• WHAT IS REQUIRED:
Make an exact copy of every entry, from the first line to the last.

• AVAILABLE RECORDS:
——————
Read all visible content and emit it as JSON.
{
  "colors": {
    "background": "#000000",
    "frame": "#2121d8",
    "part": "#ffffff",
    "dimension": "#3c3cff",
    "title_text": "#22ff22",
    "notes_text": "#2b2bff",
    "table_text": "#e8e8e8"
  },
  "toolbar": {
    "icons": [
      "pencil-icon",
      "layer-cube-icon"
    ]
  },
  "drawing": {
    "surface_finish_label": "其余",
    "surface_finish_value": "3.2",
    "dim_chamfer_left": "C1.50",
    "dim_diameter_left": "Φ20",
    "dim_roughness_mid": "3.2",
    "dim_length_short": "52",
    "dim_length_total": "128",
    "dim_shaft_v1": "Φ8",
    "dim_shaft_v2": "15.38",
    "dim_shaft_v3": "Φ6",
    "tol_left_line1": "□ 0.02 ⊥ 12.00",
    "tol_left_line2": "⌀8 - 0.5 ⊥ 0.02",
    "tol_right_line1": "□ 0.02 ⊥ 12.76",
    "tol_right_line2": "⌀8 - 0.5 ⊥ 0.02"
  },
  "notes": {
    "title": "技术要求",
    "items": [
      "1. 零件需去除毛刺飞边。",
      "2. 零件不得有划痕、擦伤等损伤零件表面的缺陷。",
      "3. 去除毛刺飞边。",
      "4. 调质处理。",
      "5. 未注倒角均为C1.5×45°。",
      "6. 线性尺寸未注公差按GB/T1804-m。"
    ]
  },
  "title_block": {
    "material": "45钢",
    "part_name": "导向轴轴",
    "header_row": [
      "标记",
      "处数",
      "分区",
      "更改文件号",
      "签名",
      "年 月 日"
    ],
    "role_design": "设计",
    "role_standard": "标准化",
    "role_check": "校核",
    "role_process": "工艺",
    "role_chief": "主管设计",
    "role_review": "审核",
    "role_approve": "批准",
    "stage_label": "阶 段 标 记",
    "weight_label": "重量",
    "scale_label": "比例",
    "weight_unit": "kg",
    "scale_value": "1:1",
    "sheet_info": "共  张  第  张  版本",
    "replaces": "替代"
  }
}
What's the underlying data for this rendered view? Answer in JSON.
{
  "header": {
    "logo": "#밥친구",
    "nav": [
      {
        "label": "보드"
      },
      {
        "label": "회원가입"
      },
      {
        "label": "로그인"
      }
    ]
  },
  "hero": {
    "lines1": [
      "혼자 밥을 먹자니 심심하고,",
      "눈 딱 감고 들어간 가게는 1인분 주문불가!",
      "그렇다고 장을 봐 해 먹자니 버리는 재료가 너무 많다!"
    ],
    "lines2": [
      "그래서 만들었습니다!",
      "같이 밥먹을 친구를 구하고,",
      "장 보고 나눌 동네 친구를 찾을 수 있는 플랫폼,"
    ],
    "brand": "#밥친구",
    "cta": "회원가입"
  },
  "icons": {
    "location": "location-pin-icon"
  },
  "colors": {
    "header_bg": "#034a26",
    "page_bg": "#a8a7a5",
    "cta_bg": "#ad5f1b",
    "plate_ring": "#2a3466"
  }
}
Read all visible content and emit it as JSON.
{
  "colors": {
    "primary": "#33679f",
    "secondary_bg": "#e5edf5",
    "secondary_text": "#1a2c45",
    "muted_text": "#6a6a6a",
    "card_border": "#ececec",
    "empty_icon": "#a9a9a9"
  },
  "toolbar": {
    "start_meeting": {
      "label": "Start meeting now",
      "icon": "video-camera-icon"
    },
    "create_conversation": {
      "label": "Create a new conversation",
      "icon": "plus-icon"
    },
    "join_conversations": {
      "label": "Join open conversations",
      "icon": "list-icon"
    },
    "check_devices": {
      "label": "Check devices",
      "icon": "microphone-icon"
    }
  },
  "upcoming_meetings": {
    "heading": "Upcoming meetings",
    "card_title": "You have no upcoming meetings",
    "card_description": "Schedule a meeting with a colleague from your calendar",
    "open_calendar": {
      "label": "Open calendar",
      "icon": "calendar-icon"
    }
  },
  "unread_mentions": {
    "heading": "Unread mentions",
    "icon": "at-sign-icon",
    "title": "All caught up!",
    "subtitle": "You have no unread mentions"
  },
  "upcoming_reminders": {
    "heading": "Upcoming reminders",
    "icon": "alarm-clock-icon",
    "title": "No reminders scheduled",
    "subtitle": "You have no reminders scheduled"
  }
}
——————
• YOUR SOLUTION:
Read all visible content and emit it as JSON.
{
  "colors": {
    "background": "#000000",
    "frame": "#2121d8",
    "part": "#ffffff",
    "dimension": "#3c3cff",
    "title_text": "#22ff22",
    "notes_text": "#2b2bff",
    "table_text": "#e8e8e8"
  },
  "toolbar": {
    "icons": [
      "pencil-icon",
      "layer-cube-icon"
    ]
  },
  "drawing": {
    "surface_finish_label": "其余",
    "surface_finish_value": "3.2",
    "dim_chamfer_left": "C1.50",
    "dim_diameter_left": "Φ20",
    "dim_roughness_mid": "3.2",
    "dim_length_short": "52",
    "dim_length_total": "128",
    "dim_shaft_v1": "Φ8",
    "dim_shaft_v2": "15.38",
    "dim_shaft_v3": "Φ6",
    "tol_left_line1": "□ 0.02 ⊥ 12.00",
    "tol_left_line2": "⌀8 - 0.5 ⊥ 0.02",
    "tol_right_line1": "□ 0.02 ⊥ 12.76",
    "tol_right_line2": "⌀8 - 0.5 ⊥ 0.02"
  },
  "notes": {
    "title": "技术要求",
    "items": [
      "1. 零件需去除毛刺飞边。",
      "2. 零件不得有划痕、擦伤等损伤零件表面的缺陷。",
      "3. 去除毛刺飞边。",
      "4. 调质处理。",
      "5. 未注倒角均为C1.5×45°。",
      "6. 线性尺寸未注公差按GB/T1804-m。"
    ]
  },
  "title_block": {
    "material": "45钢",
    "part_name": "导向轴轴",
    "header_row": [
      "标记",
      "处数",
      "分区",
      "更改文件号",
      "签名",
      "年 月 日"
    ],
    "role_design": "设计",
    "role_standard": "标准化",
    "role_check": "校核",
    "role_process": "工艺",
    "role_chief": "主管设计",
    "role_review": "审核",
    "role_approve": "批准",
    "stage_label": "阶 段 标 记",
    "weight_label": "重量",
    "scale_label": "比例",
    "weight_unit": "kg",
    "scale_value": "1:1",
    "sheet_info": "共  张  第  张  版本",
    "replaces": "替代"
  }
}
What's the underlying data for this rendered view? Answer in JSON.
{
  "header": {
    "logo": "#밥친구",
    "nav": [
      {
        "label": "보드"
      },
      {
        "label": "회원가입"
      },
      {
        "label": "로그인"
      }
    ]
  },
  "hero": {
    "lines1": [
      "혼자 밥을 먹자니 심심하고,",
      "눈 딱 감고 들어간 가게는 1인분 주문불가!",
      "그렇다고 장을 봐 해 먹자니 버리는 재료가 너무 많다!"
    ],
    "lines2": [
      "그래서 만들었습니다!",
      "같이 밥먹을 친구를 구하고,",
      "장 보고 나눌 동네 친구를 찾을 수 있는 플랫폼,"
    ],
    "brand": "#밥친구",
    "cta": "회원가입"
  },
  "icons": {
    "location": "location-pin-icon"
  },
  "colors": {
    "header_bg": "#034a26",
    "page_bg": "#a8a7a5",
    "cta_bg": "#ad5f1b",
    "plate_ring": "#2a3466"
  }
}
Read all visible content and emit it as JSON.
{
  "colors": {
    "primary": "#33679f",
    "secondary_bg": "#e5edf5",
    "secondary_text": "#1a2c45",
    "muted_text": "#6a6a6a",
    "card_border": "#ececec",
    "empty_icon": "#a9a9a9"
  },
  "toolbar": {
    "start_meeting": {
      "label": "Start meeting now",
      "icon": "video-camera-icon"
    },
    "create_conversation": {
      "label": "Create a new conversation",
      "icon": "plus-icon"
    },
    "join_conversations": {
      "label": "Join open conversations",
      "icon": "list-icon"
    },
    "check_devices": {
      "label": "Check devices",
      "icon": "microphone-icon"
    }
  },
  "upcoming_meetings": {
    "heading": "Upcoming meetings",
    "card_title": "You have no upcoming meetings",
    "card_description": "Schedule a meeting with a colleague from your calendar",
    "open_calendar": {
      "label": "Open calendar",
      "icon": "calendar-icon"
    }
  },
  "unread_mentions": {
    "heading": "Unread mentions",
    "icon": "at-sign-icon",
    "title": "All caught up!",
    "subtitle": "You have no unread mentions"
  },
  "upcoming_reminders": {
    "heading": "Upcoming reminders",
    "icon": "alarm-clock-icon",
    "title": "No reminders scheduled",
    "subtitle": "You have no reminders scheduled"
  }
}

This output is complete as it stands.